» **What to produce**
Print the data that follows again, keeping every line exact.
Top of Task input
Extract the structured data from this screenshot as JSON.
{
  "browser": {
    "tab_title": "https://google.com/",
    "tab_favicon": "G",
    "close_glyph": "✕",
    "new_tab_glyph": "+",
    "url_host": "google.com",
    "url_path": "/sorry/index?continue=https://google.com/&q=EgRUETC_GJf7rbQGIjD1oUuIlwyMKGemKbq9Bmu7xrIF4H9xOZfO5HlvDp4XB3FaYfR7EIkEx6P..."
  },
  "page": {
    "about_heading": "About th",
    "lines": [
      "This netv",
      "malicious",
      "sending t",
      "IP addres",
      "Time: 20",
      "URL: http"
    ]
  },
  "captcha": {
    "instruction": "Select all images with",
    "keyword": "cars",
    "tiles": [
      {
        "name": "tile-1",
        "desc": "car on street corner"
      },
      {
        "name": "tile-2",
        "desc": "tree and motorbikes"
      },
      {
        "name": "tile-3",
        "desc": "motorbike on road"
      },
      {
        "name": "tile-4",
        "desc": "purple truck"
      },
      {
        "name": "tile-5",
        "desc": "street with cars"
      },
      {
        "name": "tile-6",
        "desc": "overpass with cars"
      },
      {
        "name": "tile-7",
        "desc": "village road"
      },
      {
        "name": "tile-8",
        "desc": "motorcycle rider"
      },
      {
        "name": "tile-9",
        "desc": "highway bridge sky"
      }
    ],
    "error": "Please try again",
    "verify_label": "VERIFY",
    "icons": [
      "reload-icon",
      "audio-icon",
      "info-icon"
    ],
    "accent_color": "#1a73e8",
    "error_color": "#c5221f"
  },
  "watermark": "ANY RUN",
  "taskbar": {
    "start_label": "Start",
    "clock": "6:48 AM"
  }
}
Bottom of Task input
» **Your response**
Extract the structured data from this screenshot as JSON.
{
  "browser": {
    "tab_title": "https://google.com/",
    "tab_favicon": "G",
    "close_glyph": "✕",
    "new_tab_glyph": "+",
    "url_host": "google.com",
    "url_path": "/sorry/index?continue=https://google.com/&q=EgRUETC_GJf7rbQGIjD1oUuIlwyMKGemKbq9Bmu7xrIF4H9xOZfO5HlvDp4XB3FaYfR7EIkEx6P..."
  },
  "page": {
    "about_heading": "About th",
    "lines": [
      "This netv",
      "malicious",
      "sending t",
      "IP addres",
      "Time: 20",
      "URL: http"
    ]
  },
  "captcha": {
    "instruction": "Select all images with",
    "keyword": "cars",
    "tiles": [
      {
        "name": "tile-1",
        "desc": "car on street corner"
      },
      {
        "name": "tile-2",
        "desc": "tree and motorbikes"
      },
      {
        "name": "tile-3",
        "desc": "motorbike on road"
      },
      {
        "name": "tile-4",
        "desc": "purple truck"
      },
      {
        "name": "tile-5",
        "desc": "street with cars"
      },
      {
        "name": "tile-6",
        "desc": "overpass with cars"
      },
      {
        "name": "tile-7",
        "desc": "village road"
      },
      {
        "name": "tile-8",
        "desc": "motorcycle rider"
      },
      {
        "name": "tile-9",
        "desc": "highway bridge sky"
      }
    ],
    "error": "Please try again",
    "verify_label": "VERIFY",
    "icons": [
      "reload-icon",
      "audio-icon",
      "info-icon"
    ],
    "accent_color": "#1a73e8",
    "error_color": "#c5221f"
  },
  "watermark": "ANY RUN",
  "taskbar": {
    "start_label": "Start",
    "clock": "6:48 AM"
  }
}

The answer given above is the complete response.